* RAW DATA:
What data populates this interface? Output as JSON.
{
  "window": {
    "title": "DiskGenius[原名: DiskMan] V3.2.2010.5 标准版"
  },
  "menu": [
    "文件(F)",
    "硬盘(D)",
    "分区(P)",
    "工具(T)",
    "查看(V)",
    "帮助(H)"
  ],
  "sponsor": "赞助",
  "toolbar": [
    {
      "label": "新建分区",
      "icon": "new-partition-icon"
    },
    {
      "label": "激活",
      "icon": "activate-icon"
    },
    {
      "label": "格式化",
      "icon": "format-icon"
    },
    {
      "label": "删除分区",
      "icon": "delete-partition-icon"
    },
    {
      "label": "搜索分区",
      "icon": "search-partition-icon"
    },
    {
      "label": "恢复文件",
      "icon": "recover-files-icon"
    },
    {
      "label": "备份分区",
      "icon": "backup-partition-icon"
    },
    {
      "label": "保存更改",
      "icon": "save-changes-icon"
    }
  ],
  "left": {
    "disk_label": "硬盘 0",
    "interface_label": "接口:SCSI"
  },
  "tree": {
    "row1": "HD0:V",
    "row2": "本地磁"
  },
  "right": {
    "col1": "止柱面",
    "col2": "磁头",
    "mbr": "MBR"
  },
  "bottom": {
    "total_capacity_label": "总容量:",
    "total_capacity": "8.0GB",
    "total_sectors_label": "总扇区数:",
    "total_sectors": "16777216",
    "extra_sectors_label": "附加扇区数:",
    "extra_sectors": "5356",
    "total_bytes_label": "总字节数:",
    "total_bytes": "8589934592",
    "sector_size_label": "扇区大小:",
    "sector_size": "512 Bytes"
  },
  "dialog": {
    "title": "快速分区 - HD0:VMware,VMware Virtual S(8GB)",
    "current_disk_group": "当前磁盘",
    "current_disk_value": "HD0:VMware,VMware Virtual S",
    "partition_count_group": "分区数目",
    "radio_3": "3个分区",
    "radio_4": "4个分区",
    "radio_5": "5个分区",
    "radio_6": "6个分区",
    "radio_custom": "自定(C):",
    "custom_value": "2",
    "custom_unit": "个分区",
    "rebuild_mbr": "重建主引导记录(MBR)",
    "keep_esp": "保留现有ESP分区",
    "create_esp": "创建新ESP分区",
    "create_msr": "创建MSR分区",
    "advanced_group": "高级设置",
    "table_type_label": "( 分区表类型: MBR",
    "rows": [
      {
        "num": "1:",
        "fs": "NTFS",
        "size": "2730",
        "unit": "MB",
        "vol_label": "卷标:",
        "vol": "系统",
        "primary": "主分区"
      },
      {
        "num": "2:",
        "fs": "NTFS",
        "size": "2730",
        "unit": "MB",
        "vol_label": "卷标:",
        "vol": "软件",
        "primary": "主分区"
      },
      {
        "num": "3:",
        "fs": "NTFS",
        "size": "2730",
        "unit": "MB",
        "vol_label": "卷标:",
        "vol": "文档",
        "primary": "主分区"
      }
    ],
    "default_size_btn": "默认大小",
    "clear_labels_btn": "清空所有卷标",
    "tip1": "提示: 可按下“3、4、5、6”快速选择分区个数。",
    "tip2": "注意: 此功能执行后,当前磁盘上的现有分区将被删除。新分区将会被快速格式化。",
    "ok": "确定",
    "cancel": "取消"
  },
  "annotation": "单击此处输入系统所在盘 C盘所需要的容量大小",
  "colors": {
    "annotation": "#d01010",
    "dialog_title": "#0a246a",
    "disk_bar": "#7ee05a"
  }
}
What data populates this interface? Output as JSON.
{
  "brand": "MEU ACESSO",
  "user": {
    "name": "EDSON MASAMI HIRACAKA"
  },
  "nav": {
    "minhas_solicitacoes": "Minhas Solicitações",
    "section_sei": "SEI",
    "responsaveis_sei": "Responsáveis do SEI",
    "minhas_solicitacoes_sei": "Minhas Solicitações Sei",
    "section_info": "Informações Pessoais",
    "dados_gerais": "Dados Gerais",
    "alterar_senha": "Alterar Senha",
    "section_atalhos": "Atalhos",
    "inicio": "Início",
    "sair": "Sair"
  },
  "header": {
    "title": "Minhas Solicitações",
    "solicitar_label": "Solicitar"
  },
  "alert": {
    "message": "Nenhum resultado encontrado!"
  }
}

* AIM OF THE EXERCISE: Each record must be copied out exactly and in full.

* RESULT OF THIS EXERCISE:
What data populates this interface? Output as JSON.
{
  "window": {
    "title": "DiskGenius[原名: DiskMan] V3.2.2010.5 标准版"
  },
  "menu": [
    "文件(F)",
    "硬盘(D)",
    "分区(P)",
    "工具(T)",
    "查看(V)",
    "帮助(H)"
  ],
  "sponsor": "赞助",
  "toolbar": [
    {
      "label": "新建分区",
      "icon": "new-partition-icon"
    },
    {
      "label": "激活",
      "icon": "activate-icon"
    },
    {
      "label": "格式化",
      "icon": "format-icon"
    },
    {
      "label": "删除分区",
      "icon": "delete-partition-icon"
    },
    {
      "label": "搜索分区",
      "icon": "search-partition-icon"
    },
    {
      "label": "恢复文件",
      "icon": "recover-files-icon"
    },
    {
      "label": "备份分区",
      "icon": "backup-partition-icon"
    },
    {
      "label": "保存更改",
      "icon": "save-changes-icon"
    }
  ],
  "left": {
    "disk_label": "硬盘 0",
    "interface_label": "接口:SCSI"
  },
  "tree": {
    "row1": "HD0:V",
    "row2": "本地磁"
  },
  "right": {
    "col1": "止柱面",
    "col2": "磁头",
    "mbr": "MBR"
  },
  "bottom": {
    "total_capacity_label": "总容量:",
    "total_capacity": "8.0GB",
    "total_sectors_label": "总扇区数:",
    "total_sectors": "16777216",
    "extra_sectors_label": "附加扇区数:",
    "extra_sectors": "5356",
    "total_bytes_label": "总字节数:",
    "total_bytes": "8589934592",
    "sector_size_label": "扇区大小:",
    "sector_size": "512 Bytes"
  },
  "dialog": {
    "title": "快速分区 - HD0:VMware,VMware Virtual S(8GB)",
    "current_disk_group": "当前磁盘",
    "current_disk_value": "HD0:VMware,VMware Virtual S",
    "partition_count_group": "分区数目",
    "radio_3": "3个分区",
    "radio_4": "4个分区",
    "radio_5": "5个分区",
    "radio_6": "6个分区",
    "radio_custom": "自定(C):",
    "custom_value": "2",
    "custom_unit": "个分区",
    "rebuild_mbr": "重建主引导记录(MBR)",
    "keep_esp": "保留现有ESP分区",
    "create_esp": "创建新ESP分区",
    "create_msr": "创建MSR分区",
    "advanced_group": "高级设置",
    "table_type_label": "( 分区表类型: MBR",
    "rows": [
      {
        "num": "1:",
        "fs": "NTFS",
        "size": "2730",
        "unit": "MB",
        "vol_label": "卷标:",
        "vol": "系统",
        "primary": "主分区"
      },
      {
        "num": "2:",
        "fs": "NTFS",
        "size": "2730",
        "unit": "MB",
        "vol_label": "卷标:",
        "vol": "软件",
        "primary": "主分区"
      },
      {
        "num": "3:",
        "fs": "NTFS",
        "size": "2730",
        "unit": "MB",
        "vol_label": "卷标:",
        "vol": "文档",
        "primary": "主分区"
      }
    ],
    "default_size_btn": "默认大小",
    "clear_labels_btn": "清空所有卷标",
    "tip1": "提示: 可按下“3、4、5、6”快速选择分区个数。",
    "tip2": "注意: 此功能执行后,当前磁盘上的现有分区将被删除。新分区将会被快速格式化。",
    "ok": "确定",
    "cancel": "取消"
  },
  "annotation": "单击此处输入系统所在盘 C盘所需要的容量大小",
  "colors": {
    "annotation": "#d01010",
    "dialog_title": "#0a246a",
    "disk_bar": "#7ee05a"
  }
}
What data populates this interface? Output as JSON.
{
  "brand": "MEU ACESSO",
  "user": {
    "name": "EDSON MASAMI HIRACAKA"
  },
  "nav": {
    "minhas_solicitacoes": "Minhas Solicitações",
    "section_sei": "SEI",
    "responsaveis_sei": "Responsáveis do SEI",
    "minhas_solicitacoes_sei": "Minhas Solicitações Sei",
    "section_info": "Informações Pessoais",
    "dados_gerais": "Dados Gerais",
    "alterar_senha": "Alterar Senha",
    "section_atalhos": "Atalhos",
    "inicio": "Início",
    "sair": "Sair"
  },
  "header": {
    "title": "Minhas Solicitações",
    "solicitar_label": "Solicitar"
  },
  "alert": {
    "message": "Nenhum resultado encontrado!"
  }
}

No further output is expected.